David Cumming

David Cumming


What is it?

The Lifetime Allowance (LTA) was introduced by HMRC in 2006 set at a level of £1.5million. This was established in order to limit the total value of payouts from pension schemes – whether lump sums or retirement income – that could be made without triggering an extra tax charge.

It then increased each year to 2010 when it reached £1.8million. However since 2010 there have been a number of reforms which have led to the Lifetime Allowance being significantly reduced. Its current level is £1million (2016/17). As a result this will push many unsuspecting people into a situation where their benefits will be subject to an additional penalty tax.

As pensions are normally a long term commitment, what may appear to be a generous allowance could quite easily be exceeded by the time you take your benefits.  It is therefore important to consider whether your benefits might exceed the Lifetime Allowance at retirement.

Will I be affected?

In the case of money purchase pension arrangements the position is fairly clear.

If you have a pension fund likely to be in excess of £1million by the time you draw your benefits (taking into consideration growth and additional contributions), then you will trigger an extra tax charge.

If you have benefits in a final salary scheme things are more complicated.
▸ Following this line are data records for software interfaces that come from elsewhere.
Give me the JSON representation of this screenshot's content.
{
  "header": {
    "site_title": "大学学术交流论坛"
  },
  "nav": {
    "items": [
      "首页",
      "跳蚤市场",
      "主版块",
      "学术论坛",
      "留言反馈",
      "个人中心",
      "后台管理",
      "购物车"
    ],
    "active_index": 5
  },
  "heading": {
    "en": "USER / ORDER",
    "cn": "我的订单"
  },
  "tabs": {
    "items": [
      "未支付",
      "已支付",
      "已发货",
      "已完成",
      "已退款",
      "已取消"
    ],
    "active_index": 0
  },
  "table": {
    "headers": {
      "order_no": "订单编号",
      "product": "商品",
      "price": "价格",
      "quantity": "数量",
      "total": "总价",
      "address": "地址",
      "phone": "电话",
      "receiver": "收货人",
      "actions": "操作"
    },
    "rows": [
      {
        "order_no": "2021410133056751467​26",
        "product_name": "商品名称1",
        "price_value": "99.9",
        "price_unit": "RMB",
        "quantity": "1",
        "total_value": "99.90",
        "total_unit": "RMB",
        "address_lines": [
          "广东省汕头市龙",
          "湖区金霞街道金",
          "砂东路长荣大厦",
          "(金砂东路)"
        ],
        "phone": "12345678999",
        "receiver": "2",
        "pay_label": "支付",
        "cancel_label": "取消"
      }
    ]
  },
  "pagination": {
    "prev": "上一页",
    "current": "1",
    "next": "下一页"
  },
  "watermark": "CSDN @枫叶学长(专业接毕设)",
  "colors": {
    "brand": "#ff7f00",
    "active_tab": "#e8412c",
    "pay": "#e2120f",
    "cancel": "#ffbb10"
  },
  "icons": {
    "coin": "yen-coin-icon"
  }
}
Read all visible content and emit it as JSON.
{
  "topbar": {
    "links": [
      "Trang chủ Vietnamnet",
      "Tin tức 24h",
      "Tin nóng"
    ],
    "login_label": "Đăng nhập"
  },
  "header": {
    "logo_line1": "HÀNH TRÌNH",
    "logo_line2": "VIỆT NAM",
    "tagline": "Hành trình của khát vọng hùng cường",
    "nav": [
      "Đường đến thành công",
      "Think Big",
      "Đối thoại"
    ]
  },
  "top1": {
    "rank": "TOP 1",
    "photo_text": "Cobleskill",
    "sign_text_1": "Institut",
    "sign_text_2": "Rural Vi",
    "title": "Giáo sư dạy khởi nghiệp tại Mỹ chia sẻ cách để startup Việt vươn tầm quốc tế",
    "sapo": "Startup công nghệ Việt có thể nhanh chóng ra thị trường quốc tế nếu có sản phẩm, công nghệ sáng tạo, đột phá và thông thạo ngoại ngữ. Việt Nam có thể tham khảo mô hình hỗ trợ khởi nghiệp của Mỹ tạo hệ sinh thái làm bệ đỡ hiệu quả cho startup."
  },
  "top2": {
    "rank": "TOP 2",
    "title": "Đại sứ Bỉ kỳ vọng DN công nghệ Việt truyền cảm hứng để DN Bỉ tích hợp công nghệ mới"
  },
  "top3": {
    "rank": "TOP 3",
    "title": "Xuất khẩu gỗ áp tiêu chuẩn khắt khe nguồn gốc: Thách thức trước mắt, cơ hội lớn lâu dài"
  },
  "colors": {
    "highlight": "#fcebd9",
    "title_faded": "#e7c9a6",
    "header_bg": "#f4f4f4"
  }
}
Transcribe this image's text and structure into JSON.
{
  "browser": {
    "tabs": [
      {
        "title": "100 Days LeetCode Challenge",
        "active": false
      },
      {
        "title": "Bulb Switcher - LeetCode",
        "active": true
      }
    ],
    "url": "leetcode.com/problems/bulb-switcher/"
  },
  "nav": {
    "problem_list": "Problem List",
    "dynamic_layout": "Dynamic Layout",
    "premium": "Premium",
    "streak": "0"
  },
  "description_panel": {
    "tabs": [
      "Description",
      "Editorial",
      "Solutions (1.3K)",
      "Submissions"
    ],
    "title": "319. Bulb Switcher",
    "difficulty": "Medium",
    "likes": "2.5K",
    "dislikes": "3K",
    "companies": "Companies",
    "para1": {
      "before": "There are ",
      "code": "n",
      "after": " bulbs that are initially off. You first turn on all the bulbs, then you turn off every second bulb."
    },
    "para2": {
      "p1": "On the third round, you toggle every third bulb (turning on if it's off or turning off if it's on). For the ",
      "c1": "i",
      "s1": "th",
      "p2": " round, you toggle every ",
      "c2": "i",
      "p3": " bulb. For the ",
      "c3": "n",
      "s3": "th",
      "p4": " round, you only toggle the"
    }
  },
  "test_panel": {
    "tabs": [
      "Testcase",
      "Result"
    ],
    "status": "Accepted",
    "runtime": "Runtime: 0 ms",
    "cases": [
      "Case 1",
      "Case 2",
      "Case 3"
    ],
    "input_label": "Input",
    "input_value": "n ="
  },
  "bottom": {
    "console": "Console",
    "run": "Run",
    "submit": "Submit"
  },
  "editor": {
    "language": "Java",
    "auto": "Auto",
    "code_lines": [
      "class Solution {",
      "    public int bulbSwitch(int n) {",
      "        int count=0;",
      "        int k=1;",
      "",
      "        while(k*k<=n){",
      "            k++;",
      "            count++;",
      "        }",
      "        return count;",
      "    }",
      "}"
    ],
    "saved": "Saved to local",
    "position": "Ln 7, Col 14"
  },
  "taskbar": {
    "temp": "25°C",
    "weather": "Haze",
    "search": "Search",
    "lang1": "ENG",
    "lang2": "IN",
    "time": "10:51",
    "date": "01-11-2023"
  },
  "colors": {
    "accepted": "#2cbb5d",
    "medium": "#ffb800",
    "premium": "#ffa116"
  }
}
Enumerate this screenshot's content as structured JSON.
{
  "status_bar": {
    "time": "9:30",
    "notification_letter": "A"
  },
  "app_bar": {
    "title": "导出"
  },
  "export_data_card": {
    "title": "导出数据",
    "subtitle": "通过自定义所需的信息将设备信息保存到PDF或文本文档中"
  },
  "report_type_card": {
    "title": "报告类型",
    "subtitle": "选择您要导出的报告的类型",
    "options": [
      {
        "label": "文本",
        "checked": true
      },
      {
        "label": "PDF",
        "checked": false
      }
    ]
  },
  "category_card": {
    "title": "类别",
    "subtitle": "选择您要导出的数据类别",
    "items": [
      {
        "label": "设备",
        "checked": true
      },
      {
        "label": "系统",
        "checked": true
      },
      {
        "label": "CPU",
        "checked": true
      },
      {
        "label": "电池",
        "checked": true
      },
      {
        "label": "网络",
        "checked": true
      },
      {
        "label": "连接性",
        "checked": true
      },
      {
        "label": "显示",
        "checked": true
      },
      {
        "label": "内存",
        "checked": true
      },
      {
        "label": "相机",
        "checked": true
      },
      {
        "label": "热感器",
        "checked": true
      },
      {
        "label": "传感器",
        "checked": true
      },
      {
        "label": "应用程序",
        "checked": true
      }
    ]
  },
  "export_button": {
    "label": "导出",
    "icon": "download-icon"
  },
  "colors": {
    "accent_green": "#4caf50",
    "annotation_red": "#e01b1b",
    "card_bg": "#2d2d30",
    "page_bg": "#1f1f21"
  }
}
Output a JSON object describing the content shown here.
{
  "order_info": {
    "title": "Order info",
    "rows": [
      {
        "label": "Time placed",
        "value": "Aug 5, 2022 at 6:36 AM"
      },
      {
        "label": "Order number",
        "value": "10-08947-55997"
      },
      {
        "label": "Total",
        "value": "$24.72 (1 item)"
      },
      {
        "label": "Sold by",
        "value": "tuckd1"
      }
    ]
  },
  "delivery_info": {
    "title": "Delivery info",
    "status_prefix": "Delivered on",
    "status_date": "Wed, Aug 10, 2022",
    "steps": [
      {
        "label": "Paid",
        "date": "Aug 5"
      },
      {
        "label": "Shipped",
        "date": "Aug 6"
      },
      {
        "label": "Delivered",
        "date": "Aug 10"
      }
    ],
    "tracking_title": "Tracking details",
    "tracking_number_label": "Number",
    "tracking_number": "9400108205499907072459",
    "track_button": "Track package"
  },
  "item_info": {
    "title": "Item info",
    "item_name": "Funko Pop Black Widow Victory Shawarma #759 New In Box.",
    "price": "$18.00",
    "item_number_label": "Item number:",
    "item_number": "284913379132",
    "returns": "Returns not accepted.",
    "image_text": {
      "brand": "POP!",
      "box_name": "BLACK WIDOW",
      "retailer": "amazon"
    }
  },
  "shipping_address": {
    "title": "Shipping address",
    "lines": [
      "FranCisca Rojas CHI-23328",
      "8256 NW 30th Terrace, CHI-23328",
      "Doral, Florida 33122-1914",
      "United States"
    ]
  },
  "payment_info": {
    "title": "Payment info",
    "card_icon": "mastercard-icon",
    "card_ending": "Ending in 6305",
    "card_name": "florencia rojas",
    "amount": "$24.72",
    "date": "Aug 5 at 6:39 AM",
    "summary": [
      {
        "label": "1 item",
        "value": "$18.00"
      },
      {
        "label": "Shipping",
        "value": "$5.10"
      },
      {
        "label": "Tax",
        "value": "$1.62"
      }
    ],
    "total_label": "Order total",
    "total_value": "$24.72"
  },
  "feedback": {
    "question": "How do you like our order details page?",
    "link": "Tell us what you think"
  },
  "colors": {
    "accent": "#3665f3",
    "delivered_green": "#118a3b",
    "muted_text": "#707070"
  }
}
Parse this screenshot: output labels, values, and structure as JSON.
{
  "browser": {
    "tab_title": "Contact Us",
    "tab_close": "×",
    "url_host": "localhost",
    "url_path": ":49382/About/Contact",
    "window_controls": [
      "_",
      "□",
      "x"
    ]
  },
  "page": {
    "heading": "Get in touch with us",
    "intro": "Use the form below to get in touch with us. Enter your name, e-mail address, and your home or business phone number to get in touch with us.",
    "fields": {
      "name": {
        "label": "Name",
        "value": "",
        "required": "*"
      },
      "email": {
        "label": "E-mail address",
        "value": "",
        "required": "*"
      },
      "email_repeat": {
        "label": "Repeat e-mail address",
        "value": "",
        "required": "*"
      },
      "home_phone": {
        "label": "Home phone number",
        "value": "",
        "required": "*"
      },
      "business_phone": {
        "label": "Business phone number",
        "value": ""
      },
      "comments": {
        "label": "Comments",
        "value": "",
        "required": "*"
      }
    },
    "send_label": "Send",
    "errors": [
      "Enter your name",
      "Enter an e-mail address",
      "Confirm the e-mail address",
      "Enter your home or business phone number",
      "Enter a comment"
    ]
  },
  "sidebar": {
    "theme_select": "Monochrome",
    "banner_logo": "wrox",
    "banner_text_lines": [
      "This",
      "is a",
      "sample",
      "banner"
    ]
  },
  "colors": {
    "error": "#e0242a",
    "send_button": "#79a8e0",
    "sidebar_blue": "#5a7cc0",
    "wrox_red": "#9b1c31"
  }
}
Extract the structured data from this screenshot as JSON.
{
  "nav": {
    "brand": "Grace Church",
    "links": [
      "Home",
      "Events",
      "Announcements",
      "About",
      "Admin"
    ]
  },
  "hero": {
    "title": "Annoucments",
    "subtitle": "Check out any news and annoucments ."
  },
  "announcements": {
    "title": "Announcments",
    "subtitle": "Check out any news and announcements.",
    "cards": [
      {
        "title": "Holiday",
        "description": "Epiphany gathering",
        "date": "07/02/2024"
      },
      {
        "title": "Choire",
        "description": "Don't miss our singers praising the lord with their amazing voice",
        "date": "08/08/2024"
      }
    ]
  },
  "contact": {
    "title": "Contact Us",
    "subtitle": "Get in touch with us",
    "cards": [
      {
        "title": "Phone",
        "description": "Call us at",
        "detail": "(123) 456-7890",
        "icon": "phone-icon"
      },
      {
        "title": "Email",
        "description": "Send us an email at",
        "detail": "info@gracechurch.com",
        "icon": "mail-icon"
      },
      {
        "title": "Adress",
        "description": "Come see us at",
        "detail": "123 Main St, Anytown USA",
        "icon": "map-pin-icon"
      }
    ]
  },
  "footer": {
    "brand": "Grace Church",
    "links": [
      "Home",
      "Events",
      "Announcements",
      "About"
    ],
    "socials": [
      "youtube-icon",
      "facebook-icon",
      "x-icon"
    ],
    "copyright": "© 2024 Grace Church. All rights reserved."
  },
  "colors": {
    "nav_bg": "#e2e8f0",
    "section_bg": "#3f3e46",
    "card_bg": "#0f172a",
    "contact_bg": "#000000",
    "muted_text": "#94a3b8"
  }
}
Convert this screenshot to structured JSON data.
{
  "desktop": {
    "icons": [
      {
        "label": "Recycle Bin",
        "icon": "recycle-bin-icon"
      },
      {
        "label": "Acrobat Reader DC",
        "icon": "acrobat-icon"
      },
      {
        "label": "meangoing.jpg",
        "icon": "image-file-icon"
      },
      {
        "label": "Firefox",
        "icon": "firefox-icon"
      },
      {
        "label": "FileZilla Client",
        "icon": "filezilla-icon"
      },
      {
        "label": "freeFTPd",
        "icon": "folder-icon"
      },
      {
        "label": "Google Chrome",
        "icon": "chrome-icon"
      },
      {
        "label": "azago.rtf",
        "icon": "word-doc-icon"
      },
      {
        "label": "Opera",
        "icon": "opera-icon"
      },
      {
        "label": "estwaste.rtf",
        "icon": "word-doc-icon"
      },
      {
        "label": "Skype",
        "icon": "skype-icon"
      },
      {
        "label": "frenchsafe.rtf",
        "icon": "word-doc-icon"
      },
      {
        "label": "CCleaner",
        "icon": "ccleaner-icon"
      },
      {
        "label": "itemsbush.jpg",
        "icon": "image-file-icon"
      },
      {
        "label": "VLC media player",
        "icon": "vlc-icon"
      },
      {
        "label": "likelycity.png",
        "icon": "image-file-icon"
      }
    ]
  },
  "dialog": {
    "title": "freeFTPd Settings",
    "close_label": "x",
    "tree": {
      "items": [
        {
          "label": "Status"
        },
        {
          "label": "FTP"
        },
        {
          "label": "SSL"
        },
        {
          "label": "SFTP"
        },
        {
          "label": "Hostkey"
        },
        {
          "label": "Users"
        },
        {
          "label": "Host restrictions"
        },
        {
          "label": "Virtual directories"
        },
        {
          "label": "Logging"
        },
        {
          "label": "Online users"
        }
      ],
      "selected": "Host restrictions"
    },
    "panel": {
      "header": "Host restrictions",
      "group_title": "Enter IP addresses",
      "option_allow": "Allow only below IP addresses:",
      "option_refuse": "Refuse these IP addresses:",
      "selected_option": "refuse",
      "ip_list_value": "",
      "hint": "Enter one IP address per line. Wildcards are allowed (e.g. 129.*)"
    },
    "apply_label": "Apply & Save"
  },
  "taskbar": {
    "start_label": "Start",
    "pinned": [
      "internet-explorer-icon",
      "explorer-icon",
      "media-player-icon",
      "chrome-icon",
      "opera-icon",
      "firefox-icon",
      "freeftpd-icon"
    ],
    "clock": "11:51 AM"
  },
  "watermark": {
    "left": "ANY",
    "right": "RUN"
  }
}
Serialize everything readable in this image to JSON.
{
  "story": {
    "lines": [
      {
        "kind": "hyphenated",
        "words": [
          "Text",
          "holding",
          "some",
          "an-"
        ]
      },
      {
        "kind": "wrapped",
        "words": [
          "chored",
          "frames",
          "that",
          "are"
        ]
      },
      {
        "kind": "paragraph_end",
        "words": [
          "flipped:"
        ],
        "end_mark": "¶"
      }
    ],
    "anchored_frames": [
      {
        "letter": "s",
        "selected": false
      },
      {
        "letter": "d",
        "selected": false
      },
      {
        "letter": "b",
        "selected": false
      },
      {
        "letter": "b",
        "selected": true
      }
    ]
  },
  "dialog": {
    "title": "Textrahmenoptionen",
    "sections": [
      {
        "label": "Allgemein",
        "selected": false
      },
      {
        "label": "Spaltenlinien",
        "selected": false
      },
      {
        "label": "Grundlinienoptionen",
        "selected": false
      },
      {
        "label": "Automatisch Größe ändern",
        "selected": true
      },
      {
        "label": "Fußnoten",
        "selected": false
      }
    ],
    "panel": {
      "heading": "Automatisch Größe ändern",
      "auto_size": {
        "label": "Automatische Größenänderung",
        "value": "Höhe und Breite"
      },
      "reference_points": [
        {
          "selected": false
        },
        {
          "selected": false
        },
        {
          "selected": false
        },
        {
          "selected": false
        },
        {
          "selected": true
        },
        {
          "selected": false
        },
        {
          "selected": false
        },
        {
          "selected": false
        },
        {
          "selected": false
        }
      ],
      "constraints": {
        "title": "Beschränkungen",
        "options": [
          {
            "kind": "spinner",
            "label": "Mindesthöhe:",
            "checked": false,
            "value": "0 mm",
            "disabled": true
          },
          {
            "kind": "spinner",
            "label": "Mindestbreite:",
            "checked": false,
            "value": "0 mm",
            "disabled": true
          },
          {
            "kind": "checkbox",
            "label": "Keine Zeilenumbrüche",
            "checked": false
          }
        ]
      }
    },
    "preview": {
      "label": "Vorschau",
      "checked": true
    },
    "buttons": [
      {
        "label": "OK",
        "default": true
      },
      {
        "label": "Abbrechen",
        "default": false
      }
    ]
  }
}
These types of pension benefits are normally valued by multiplying the expected pension income by a factor of 20 and adding in any tax free lump sums paid in addition to the pension.

What is the charge?

If the combined value of your pension benefits exceeds the Lifetime Allowance when you access the funds there will be a tax on the excess – the Lifetime Allowance charge.

What charge applies depends on whether you take the excess benefits as income or lump sum.

Any amount over your lifetime allowance which you take as an income attracts a Lifetime Allowance charge of 25%. This is in addition to any tax normally payable on the income.

Any amount over your Lifetime Allowance taken as a lump sum is taxed at 55%.

Protection from the Lifetime Allowance

HMRC have introduced two new forms of protection to help those affected by the most recent fall in the pension lifetime allowance. Lifetime Allowance protection is designed to help investors who have built up pension pots in line with previous rules to prevent paying the tax charge. The protection will effectively allow them to benefit from a Lifetime Allowance higher than £1 million when drawing their pensions.

The two new forms of protection available are Fixed Protection 2016 and Individual Protection 2016.  In addition, Individual Protection 2014 is still available until April 2017 for those people affected by the last reduction in the Lifetime Allowance from £1.5m to £1.25m.

The key difference between the two forms of protection is that you can continue to contribute and accrue benefits with Individual Protection whereas Fixed Protection will be lost if further benefit accrual takes place or any further contributions are made.

Individual Protection could therefore benefit someone expecting further employer contributions or who wishes to retain  the flexibility to top up their pension should it fall in value. Fixed Protection might benefit someone with less time until retirement not looking to add any more to their fund.

It’s important to realise that the protection regime is complicated and there are various factors to consider when deciding on what form of protection may be most appropriate.  If you are in any doubt you should discuss the protection options with an Independent Financial Planner.

What should I do now?

Lifetime Allowance and the protection options is a complex area, and the right solution for you will depend on your personal circumstances. If you think you may be affected seek independent advice in good time as this will give you and your planner time to carry out the necessary research and calculations to ensure you make the right decisions.

If you would like to discuss anything contained in this article, please contact a member of our Wealth Team by email on or your usual local office Financial Planner.

Nothing in this communication constitutes advice to undertake a transaction and professional advice. Taxation depends on individual circumstances as well as tax law and HMRC practice which can change.

Disclaimer: While all possible care is taken in the completion of this blog, no responsibility for loss occasioned by any person acting or refraining from action as a result of the information contained herein can be accepted by this firm.